The 1090T gave up a few extra MHz in Vantage before it was all over. Running at 5187 MHz with the card at 1045 / 1175, it gained almost 400 hard earned points.
While the Vantage result still couldn’t beat the overclocked 470, the 3DMark06 result beat it handily with a sub-zero CPU behind the 6870.
Final Thoughts & Conclusion
AMD has a winner here in my eyes. Entering the market with a brand new product at an affordable price? Check. Strong ability to overclock straight from the reference design? Check.
Unfortunately, what AMD didn’t seem to foresee was NVIDIA dropping the bottom out of its prices when it launched these cards. You see, AMD targeted the GTX 460 with this card. Prior to the 6870 launch, the GTX 460 was close to the $240 entry price point. As you can see here at Anandtech, the stock 6870 definitely beats the stock 460. I wouldn’t doubt the overclocked 6870 could beat an overclocked 460. What’s that they say about the best laid plans?
That’s why we brought you this comparison. The GTX 470 is now the closest NVIDIA card price-wise to the 6870, though it is still slightly north with an MSRP of $260 vs the 6870’s $240. I can’t imagine NVIDIA is necessarily pleased about selling its GF104 at that price point and whether they will stay there remains to be seen. If they do, there is a legitimate argument to be made for the GTX 470 from the results above.
The 6870 has an ace in the hole though – crossfire scaling. These cards do a superb job when you put them in crossfire. Brolloks, (Overclockers’ benching team leader), did some testing and while his 6870 didn’t beat his 5870 in a single-card 3DMark06 run, dual 6870s actually beat out dual 5870s quite handily. Take a quick look at the results from this Benchmark Reviews article. Two 6870s in crossfire consistently almost double their FPS / score. I can’t remember the last card (if any) that I’ve seen scale so well. If you plan on running multiple cards from this price point, there is a pair of 6870s with your name on them.
There is also heat and power to consider. Everyone knows Fermi is one hot beast. Running this GTX 470 through 3DMark Vantage at stock gave temperatures equal to that of the 6870 overclocked running Furmark. Add to that the GTX 470’s TDP – 33W idle / 215 W load and you have a power hungry, hot beast.
These are no small matters. AMD has managed to make a card for $20 cheaper that runs cooler, uses less power and performs pretty darn close to its competition.

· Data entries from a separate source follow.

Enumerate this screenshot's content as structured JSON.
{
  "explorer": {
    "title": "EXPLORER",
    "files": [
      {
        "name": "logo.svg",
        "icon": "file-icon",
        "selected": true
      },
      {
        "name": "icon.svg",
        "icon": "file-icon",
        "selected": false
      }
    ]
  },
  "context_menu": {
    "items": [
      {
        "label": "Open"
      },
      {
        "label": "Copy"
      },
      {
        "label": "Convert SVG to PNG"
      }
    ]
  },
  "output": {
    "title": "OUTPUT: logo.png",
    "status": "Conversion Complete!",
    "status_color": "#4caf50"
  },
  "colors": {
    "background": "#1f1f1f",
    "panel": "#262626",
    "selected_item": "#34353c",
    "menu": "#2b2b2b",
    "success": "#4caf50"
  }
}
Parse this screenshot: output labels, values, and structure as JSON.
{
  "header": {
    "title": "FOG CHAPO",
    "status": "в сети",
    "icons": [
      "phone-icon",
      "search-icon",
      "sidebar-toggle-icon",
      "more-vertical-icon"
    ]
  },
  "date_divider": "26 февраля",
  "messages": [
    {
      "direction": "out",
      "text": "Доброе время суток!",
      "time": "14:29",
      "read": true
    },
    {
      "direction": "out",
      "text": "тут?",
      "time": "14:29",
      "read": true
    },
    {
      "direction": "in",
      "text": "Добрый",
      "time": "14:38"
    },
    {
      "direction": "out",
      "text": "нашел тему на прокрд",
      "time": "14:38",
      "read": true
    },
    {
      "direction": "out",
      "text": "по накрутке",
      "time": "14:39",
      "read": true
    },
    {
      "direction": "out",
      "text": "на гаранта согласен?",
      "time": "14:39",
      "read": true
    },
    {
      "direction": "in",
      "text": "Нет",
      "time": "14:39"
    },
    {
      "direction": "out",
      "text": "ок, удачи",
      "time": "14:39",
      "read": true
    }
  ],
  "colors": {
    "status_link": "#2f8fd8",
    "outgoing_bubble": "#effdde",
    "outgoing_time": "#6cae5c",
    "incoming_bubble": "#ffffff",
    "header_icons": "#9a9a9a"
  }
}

A lot of users would think those strengths outweigh the sometimes rather small FPS / score advantages you get for using so much more power and producing so much more heat.
So the 6870 runs cooler and sips quite a bit less power than its competition. Add to all of that the fact that these cards seem to be pretty darn good overclockers and you have a winning combination!
-Jeremy Vaughan (hokiealumnus)